Author(s): SOUMYA PRAKASH ROUT, K A CHOUDARY, D M KAR, LOPAMUDRA DAS, AVIJEET JAIN
The approach to new drugs through natural products has proved to be the single most successful strategy for the discovery of new drugs, but in recent years its use has been deemphasized by many pharmaceutical companies in favor of approaches based on combinatorial chemistry and genomics, among others. Again with rapid industrialization of the planet and the loss of ethnic culture and customs, some of the information on ethnomedicine will no doubt disappear. An abundance of ethnomedical information on plant uses can be found in scientific literature but has not yet been compiled into a usable form.

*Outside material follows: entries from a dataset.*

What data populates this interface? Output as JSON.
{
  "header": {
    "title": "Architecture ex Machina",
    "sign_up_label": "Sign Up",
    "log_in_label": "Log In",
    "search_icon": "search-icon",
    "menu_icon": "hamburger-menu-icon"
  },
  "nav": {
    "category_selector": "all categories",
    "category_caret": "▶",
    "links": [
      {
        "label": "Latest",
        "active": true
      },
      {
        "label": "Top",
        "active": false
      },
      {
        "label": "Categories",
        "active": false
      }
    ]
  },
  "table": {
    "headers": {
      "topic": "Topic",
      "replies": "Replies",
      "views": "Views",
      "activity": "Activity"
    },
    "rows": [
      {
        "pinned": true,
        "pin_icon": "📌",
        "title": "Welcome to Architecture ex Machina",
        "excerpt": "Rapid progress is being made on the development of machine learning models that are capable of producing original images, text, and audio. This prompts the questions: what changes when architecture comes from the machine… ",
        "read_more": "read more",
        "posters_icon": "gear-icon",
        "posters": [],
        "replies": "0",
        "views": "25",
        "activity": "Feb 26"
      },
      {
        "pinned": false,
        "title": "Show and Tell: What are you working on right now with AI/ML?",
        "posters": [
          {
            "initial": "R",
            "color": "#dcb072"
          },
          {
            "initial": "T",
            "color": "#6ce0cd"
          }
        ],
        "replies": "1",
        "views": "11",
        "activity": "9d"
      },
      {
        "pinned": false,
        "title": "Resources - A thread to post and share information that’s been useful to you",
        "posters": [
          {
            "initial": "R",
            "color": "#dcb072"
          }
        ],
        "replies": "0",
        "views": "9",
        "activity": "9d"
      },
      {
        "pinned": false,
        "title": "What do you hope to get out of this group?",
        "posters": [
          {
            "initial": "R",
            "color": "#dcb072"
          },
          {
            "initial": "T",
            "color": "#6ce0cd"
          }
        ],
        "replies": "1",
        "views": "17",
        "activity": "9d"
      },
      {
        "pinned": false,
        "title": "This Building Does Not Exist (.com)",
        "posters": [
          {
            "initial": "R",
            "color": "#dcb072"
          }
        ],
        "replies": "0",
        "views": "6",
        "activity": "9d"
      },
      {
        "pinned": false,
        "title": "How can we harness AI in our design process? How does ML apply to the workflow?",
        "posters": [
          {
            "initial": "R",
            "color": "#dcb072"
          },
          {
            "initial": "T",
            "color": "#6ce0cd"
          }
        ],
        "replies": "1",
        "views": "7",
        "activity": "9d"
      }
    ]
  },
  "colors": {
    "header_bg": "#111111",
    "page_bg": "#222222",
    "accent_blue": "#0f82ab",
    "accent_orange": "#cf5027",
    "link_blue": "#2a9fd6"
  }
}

Collection of ethnomedical information especially in the developing countries remains primarily an academic endeavour of little interest to most industrial groups. This article reviews some of the past successes of the natural products approach and also explores some of the reasons why it has fallen out of favor among major pharmaceutical companies and the challenges in drug discovery from Natural Products especially Higher Plants. In this review we consider the past, present, and future value of employing information from plants used in traditional medical practices (ethnomedicine) for the discovery of new bioactive compounds.